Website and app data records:
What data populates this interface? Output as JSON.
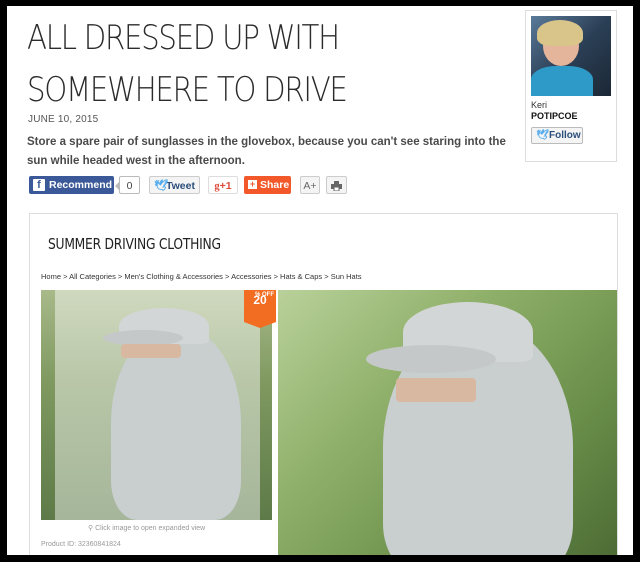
{
  "article": {
    "title": "ALL DRESSED UP WITH SOMEWHERE TO DRIVE",
    "date": "JUNE 10, 2015",
    "subtitle": "Store a spare pair of sunglasses in the glovebox, because you can't see staring into the sun while headed west in the afternoon."
  },
  "share": {
    "recommend_label": "Recommend",
    "recommend_count": "0",
    "tweet_label": "Tweet",
    "gplus_label": "+1",
    "share_label": "Share",
    "font_size_label": "A+",
    "print_icon": "printer-icon"
  },
  "author": {
    "first_name": "Keri",
    "last_name": "POTIPCOE",
    "follow_label": "Follow"
  },
  "embed": {
    "title": "SUMMER DRIVING CLOTHING",
    "breadcrumb": "Home > All Categories > Men's Clothing & Accessories > Accessories > Hats & Caps > Sun Hats",
    "discount": "20",
    "discount_unit": "% OFF",
    "image_hint": "Click image to open expanded view",
    "product_id": "Product ID: 32360841824"
  },
  "colors": {
    "facebook": "#3b5998",
    "twitter": "#55acee",
    "share": "#f2582a",
    "discount_badge": "#f26c21"
  }
}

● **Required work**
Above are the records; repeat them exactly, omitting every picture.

● **Your response**
What data populates this interface? Output as JSON.
{
  "article": {
    "title": "ALL DRESSED UP WITH SOMEWHERE TO DRIVE",
    "date": "JUNE 10, 2015",
    "subtitle": "Store a spare pair of sunglasses in the glovebox, because you can't see staring into the sun while headed west in the afternoon."
  },
  "share": {
    "recommend_label": "Recommend",
    "recommend_count": "0",
    "tweet_label": "Tweet",
    "gplus_label": "+1",
    "share_label": "Share",
    "font_size_label": "A+",
    "print_icon": "printer-icon"
  },
  "author": {
    "first_name": "Keri",
    "last_name": "POTIPCOE",
    "follow_label": "Follow"
  },
  "embed": {
    "title": "SUMMER DRIVING CLOTHING",
    "breadcrumb": "Home > All Categories > Men's Clothing & Accessories > Accessories > Hats & Caps > Sun Hats",
    "discount": "20",
    "discount_unit": "% OFF",
    "image_hint": "Click image to open expanded view",
    "product_id": "Product ID: 32360841824"
  },
  "colors": {
    "facebook": "#3b5998",
    "twitter": "#55acee",
    "share": "#f2582a",
    "discount_badge": "#f26c21"
  }
}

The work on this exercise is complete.